Now Weyhrauch is back in court pleading to the charge noted in the articles above. In dismissing the federal case against him he filed a non-opposition to the motion to dismiss as follows:
"Weyhrauch non-opps the motion to dismiss for two reasons. First, this was a very weak case from the beginning and all the evidence the government ever really had was that Weyhrauch had participated in, aided, or abetted a lobbyist engaging as a lobbyist without being registered. See, attached Exhibit 1, Information and Plea Agreement. Now that Weyhrauch has pled to that crime in state court, there are no longer facts to support a federal indictment. Second, Weyhrauch believes there is evidence to support dismissal of the indictment because of "misconduct before the grand jury which returned the indictment against Weyhrauch." (reference to a letter filed under seal), which is filed under seal because it refers to grand jury testimony and other grand jury proceedings. If the standard is that dismissal is appropriate when the ends of justice are served, then this case qualifies by any measure."
The more important question is: Did the ends of justice warrant the federal government using the mail fraud statute to bring this alleged state case in the first place?
KTUU.com, Weyhrauch Gets Fine, Probation in Corruption Case Plea (yes, that was one of the trilogy of cases that went with Skilling to the Supreme Court)
DOJ Press Release, UBS Client Sentenced in San Diego for Hiding Assets in Secret Bahamian and Swiss Bank Accounts; Edvard Pettersson, Bloomberg Businessweek, UBS Client in San Diego Gets Probation for Hiding Accounts
Sue Reisinger, Corporate Counsel, law.com, WikiLeaks Release Prompts Call for Probe of BAE Saudi Arms Deal
David Ingram, BLT Blog, Chamber Hires Mukasey to Push FCPA Changes
Jeremy D. Frey, Hold ’Em or Draw: The Strange Case of U.S. Enforcement Efforts Against Internet Gambling and Peer-to-Peer Poker - (originally White Collar Crime Report)
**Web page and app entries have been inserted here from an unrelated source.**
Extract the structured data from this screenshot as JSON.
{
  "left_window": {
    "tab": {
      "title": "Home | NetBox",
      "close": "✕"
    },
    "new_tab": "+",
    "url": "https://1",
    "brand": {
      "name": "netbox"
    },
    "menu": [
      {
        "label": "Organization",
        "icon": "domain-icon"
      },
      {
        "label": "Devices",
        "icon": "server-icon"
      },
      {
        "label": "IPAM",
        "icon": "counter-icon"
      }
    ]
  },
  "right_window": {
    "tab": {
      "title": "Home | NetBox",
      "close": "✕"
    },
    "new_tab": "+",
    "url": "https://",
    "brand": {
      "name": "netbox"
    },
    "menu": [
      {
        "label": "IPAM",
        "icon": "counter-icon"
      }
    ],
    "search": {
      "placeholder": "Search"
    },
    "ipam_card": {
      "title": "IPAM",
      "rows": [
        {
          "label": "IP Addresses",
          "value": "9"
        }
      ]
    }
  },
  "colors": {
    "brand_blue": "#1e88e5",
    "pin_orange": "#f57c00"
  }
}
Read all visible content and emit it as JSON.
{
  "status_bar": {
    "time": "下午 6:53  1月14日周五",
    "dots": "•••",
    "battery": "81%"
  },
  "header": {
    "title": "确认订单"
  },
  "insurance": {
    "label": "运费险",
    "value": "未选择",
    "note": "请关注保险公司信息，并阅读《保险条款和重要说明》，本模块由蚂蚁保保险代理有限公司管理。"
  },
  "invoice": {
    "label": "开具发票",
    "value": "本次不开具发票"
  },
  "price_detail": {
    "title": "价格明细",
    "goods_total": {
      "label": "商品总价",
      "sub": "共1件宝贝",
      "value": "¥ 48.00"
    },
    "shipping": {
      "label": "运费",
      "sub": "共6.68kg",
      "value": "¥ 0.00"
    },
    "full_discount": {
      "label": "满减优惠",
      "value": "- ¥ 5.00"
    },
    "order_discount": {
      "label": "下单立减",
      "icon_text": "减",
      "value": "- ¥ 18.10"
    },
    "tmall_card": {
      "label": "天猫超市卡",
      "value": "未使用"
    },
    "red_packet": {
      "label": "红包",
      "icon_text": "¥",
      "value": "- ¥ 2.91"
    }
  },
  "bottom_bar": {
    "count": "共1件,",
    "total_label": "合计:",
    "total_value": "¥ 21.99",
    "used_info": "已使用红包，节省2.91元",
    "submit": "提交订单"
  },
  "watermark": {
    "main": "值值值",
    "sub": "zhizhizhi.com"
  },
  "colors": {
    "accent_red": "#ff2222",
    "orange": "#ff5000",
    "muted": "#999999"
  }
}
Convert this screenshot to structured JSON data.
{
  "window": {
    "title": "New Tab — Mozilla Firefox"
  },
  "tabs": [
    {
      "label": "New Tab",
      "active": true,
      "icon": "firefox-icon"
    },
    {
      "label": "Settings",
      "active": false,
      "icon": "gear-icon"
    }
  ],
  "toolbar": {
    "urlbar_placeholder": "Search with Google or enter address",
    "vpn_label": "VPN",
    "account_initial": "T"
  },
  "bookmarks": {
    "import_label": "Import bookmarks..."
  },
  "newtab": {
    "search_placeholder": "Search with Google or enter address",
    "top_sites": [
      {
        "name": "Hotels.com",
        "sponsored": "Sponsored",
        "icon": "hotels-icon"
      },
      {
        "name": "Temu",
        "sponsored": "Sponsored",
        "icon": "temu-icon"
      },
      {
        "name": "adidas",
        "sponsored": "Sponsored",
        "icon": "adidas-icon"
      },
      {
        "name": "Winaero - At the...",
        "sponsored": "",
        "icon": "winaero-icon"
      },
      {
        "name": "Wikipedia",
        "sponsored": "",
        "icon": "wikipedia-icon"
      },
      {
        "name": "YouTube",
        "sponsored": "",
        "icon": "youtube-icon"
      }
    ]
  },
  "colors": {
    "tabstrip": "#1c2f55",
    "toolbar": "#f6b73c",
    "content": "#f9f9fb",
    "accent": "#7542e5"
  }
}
AG Holder speaking at the Detroit Health Care Fraud Prevention Summit stated:
"In just the last fiscal year, we obtained settlements and judgments amounting to more than $2.5 billion in False Claims Act matters alleging health care fraud – the largest annual figure in history and an increase of more than 50% from fiscal year 2009. We also opened more than 2,000 new criminal and civil health care fraud investigations, reached an all-time high in the number of health care fraud defendants charged, stopped numerous large-scale fraud schemes in their tracks, and returned more than $2.5 billion to the Medicare Trust Fund and more than $800 million to cash-strapped state Medicaid programs."
Full press release here.